The starting triphenylphosphine methylene is prepared by the action of alkaline reagents on a triphenylmethyl phosphonium salt, which in turn is obtained from triphenylphosphine and an alkyl halide:
The alkaline reagents may be organolithium compounds, sodium amide, alkoxides, and so on.
The Wittig reaction is a very promising process of synthesis, which makes possible the preparation of various olefins, among them polynes (olefins with a large number of multiple bonds).
The synthesis of vitamin A is based on the Wittig reaction, which may also be used to prepare squalene (a precursor of cholesterol), lycopene, bixin esters, and so on.

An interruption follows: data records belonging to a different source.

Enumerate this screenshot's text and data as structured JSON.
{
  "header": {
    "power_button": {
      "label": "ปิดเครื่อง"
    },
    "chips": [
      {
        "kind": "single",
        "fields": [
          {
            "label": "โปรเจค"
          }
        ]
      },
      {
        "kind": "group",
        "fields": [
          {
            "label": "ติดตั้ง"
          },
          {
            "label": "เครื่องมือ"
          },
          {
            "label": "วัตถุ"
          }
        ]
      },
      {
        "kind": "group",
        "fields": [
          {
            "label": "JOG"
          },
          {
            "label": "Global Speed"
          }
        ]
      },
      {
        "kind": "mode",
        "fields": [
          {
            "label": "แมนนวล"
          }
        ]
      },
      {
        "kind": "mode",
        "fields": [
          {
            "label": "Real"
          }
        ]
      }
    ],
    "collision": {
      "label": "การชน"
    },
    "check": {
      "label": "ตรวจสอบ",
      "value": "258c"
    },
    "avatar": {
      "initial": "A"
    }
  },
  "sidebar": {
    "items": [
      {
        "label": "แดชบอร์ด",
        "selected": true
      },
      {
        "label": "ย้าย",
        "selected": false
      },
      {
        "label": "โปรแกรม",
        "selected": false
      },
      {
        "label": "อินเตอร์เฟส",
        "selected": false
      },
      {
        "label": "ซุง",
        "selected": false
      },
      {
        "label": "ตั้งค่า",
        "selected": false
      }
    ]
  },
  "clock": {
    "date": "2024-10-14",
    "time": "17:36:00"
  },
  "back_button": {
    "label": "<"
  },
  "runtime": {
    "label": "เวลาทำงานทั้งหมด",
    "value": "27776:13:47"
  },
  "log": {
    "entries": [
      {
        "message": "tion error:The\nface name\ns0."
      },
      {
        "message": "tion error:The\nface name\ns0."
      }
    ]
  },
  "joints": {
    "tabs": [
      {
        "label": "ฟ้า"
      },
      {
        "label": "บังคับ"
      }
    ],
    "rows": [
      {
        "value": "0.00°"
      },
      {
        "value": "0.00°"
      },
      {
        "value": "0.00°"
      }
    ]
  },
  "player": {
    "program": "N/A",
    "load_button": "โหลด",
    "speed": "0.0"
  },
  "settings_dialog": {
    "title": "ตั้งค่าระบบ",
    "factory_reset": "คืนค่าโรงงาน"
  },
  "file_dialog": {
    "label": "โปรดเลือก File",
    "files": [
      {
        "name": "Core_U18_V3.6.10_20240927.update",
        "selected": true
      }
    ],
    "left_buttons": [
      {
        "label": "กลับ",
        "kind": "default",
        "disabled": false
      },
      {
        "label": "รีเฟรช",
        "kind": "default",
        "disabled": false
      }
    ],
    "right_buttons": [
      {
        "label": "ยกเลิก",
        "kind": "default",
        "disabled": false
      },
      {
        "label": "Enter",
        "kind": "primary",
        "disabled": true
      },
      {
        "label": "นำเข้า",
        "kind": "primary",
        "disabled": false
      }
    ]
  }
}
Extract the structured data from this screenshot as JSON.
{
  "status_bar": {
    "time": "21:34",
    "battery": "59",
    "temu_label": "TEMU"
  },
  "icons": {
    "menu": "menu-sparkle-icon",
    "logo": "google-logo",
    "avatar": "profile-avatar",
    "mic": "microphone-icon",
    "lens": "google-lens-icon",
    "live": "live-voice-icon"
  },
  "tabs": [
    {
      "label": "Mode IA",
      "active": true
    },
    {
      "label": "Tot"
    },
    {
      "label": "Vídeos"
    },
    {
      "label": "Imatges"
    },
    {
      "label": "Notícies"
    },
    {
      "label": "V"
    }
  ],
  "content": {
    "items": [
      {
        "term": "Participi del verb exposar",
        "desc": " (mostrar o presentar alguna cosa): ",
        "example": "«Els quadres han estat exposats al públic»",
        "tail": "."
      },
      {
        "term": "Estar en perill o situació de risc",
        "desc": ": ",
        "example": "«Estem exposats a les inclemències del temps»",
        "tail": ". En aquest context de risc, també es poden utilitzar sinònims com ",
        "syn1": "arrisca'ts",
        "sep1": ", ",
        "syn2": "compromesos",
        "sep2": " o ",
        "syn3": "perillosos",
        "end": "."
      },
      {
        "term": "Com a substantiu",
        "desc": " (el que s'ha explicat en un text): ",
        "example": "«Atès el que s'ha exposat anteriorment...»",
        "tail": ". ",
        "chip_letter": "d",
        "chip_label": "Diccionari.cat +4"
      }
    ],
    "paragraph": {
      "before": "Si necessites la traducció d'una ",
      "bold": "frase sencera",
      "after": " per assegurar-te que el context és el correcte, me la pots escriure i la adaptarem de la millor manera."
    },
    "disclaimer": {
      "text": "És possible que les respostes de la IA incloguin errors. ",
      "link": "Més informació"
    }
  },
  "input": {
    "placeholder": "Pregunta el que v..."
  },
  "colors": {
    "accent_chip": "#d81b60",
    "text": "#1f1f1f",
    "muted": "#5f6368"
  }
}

The Wittig reaction was discovered by the German chemists G. Wittig and U. Schollkopf in 1954.